— Task —
Set down each line of the data exactly, but not the pictures.

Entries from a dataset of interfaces

○ ○ ○ ○ ○

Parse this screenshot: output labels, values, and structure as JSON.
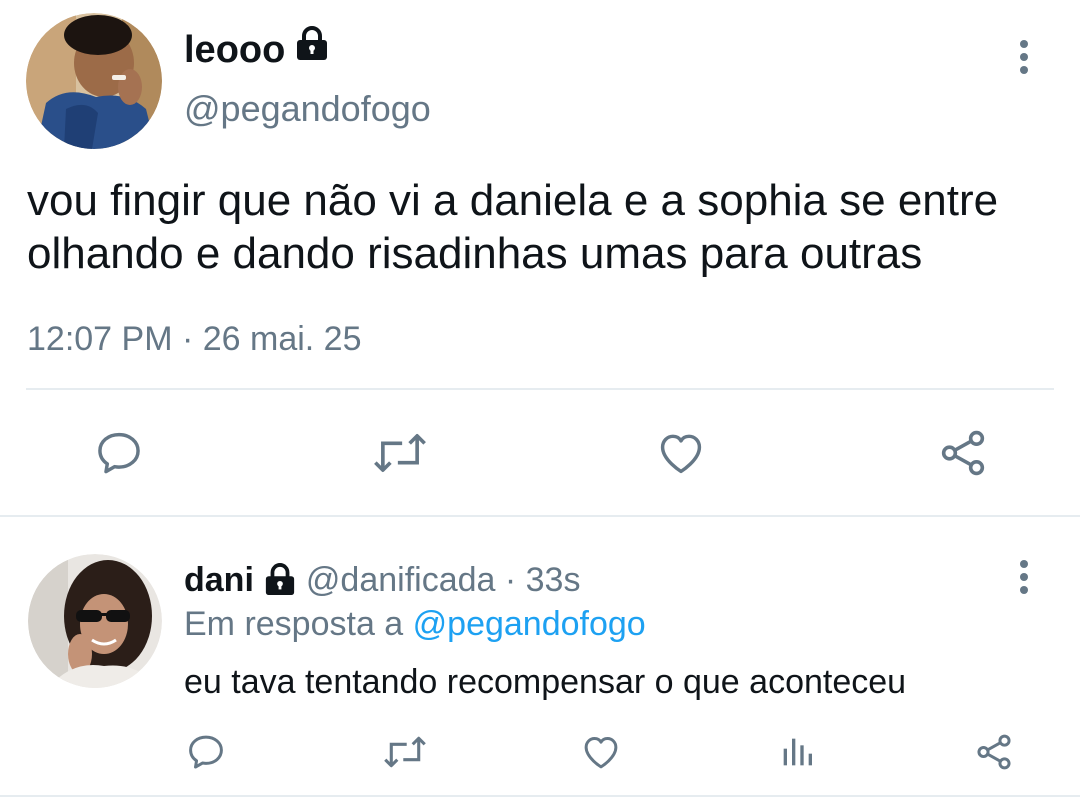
{
  "main_tweet": {
    "display_name": "leooo",
    "handle": "@pegandofogo",
    "protected": true,
    "text": "vou fingir que não vi a daniela e a sophia se entre olhando e dando risadinhas umas para outras",
    "timestamp": "12:07 PM · 26 mai. 25",
    "actions": [
      "reply-icon",
      "retweet-icon",
      "like-icon",
      "share-icon"
    ]
  },
  "reply_tweet": {
    "display_name": "dani",
    "handle_time": "@danificada · 33s",
    "protected": true,
    "reply_to_prefix": "Em resposta a ",
    "reply_to_handle": "@pegandofogo",
    "text": "eu tava tentando recompensar o que aconteceu",
    "actions": [
      "reply-icon",
      "retweet-icon",
      "like-icon",
      "stats-icon",
      "share-icon"
    ]
  },
  "colors": {
    "text": "#0f1419",
    "muted": "#657786",
    "link": "#1da1f2",
    "divider": "#e6ecf0"
  }
}
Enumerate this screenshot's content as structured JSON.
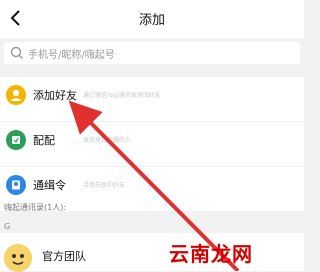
{
  "header": {
    "title": "添加"
  },
  "search": {
    "placeholder": "手机号/昵称/嗨起号"
  },
  "rows": [
    {
      "label": "添加好友",
      "sub": "通过微信/qq/通讯录添加好友"
    },
    {
      "label": "配配",
      "sub": "发现身边有趣的人"
    },
    {
      "label": "通缉令",
      "sub": "寻找失联的好友"
    }
  ],
  "section": {
    "label": "嗨起通讯录(1人):"
  },
  "group": {
    "letter": "G"
  },
  "contact": {
    "name": "官方团队"
  },
  "watermark": {
    "text": "云南龙网"
  },
  "colors": {
    "accent_yellow": "#f5b400",
    "accent_green": "#2e9d57",
    "accent_blue": "#2b88e7",
    "arrow_red": "#e03030"
  }
}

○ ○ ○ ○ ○

— Problem solution —
Parse this screenshot: output labels, values, and structure as JSON.
{
  "main_tweet": {
    "display_name": "leooo",
    "handle": "@pegandofogo",
    "protected": true,
    "text": "vou fingir que não vi a daniela e a sophia se entre olhando e dando risadinhas umas para outras",
    "timestamp": "12:07 PM · 26 mai. 25",
    "actions": [
      "reply-icon",
      "retweet-icon",
      "like-icon",
      "share-icon"
    ]
  },
  "reply_tweet": {
    "display_name": "dani",
    "handle_time": "@danificada · 33s",
    "protected": true,
    "reply_to_prefix": "Em resposta a ",
    "reply_to_handle": "@pegandofogo",
    "text": "eu tava tentando recompensar o que aconteceu",
    "actions": [
      "reply-icon",
      "retweet-icon",
      "like-icon",
      "stats-icon",
      "share-icon"
    ]
  },
  "colors": {
    "text": "#0f1419",
    "muted": "#657786",
    "link": "#1da1f2",
    "divider": "#e6ecf0"
  }
}
Enumerate this screenshot's content as structured JSON.
{
  "header": {
    "title": "添加"
  },
  "search": {
    "placeholder": "手机号/昵称/嗨起号"
  },
  "rows": [
    {
      "label": "添加好友",
      "sub": "通过微信/qq/通讯录添加好友"
    },
    {
      "label": "配配",
      "sub": "发现身边有趣的人"
    },
    {
      "label": "通缉令",
      "sub": "寻找失联的好友"
    }
  ],
  "section": {
    "label": "嗨起通讯录(1人):"
  },
  "group": {
    "letter": "G"
  },
  "contact": {
    "name": "官方团队"
  },
  "watermark": {
    "text": "云南龙网"
  },
  "colors": {
    "accent_yellow": "#f5b400",
    "accent_green": "#2e9d57",
    "accent_blue": "#2b88e7",
    "arrow_red": "#e03030"
  }
}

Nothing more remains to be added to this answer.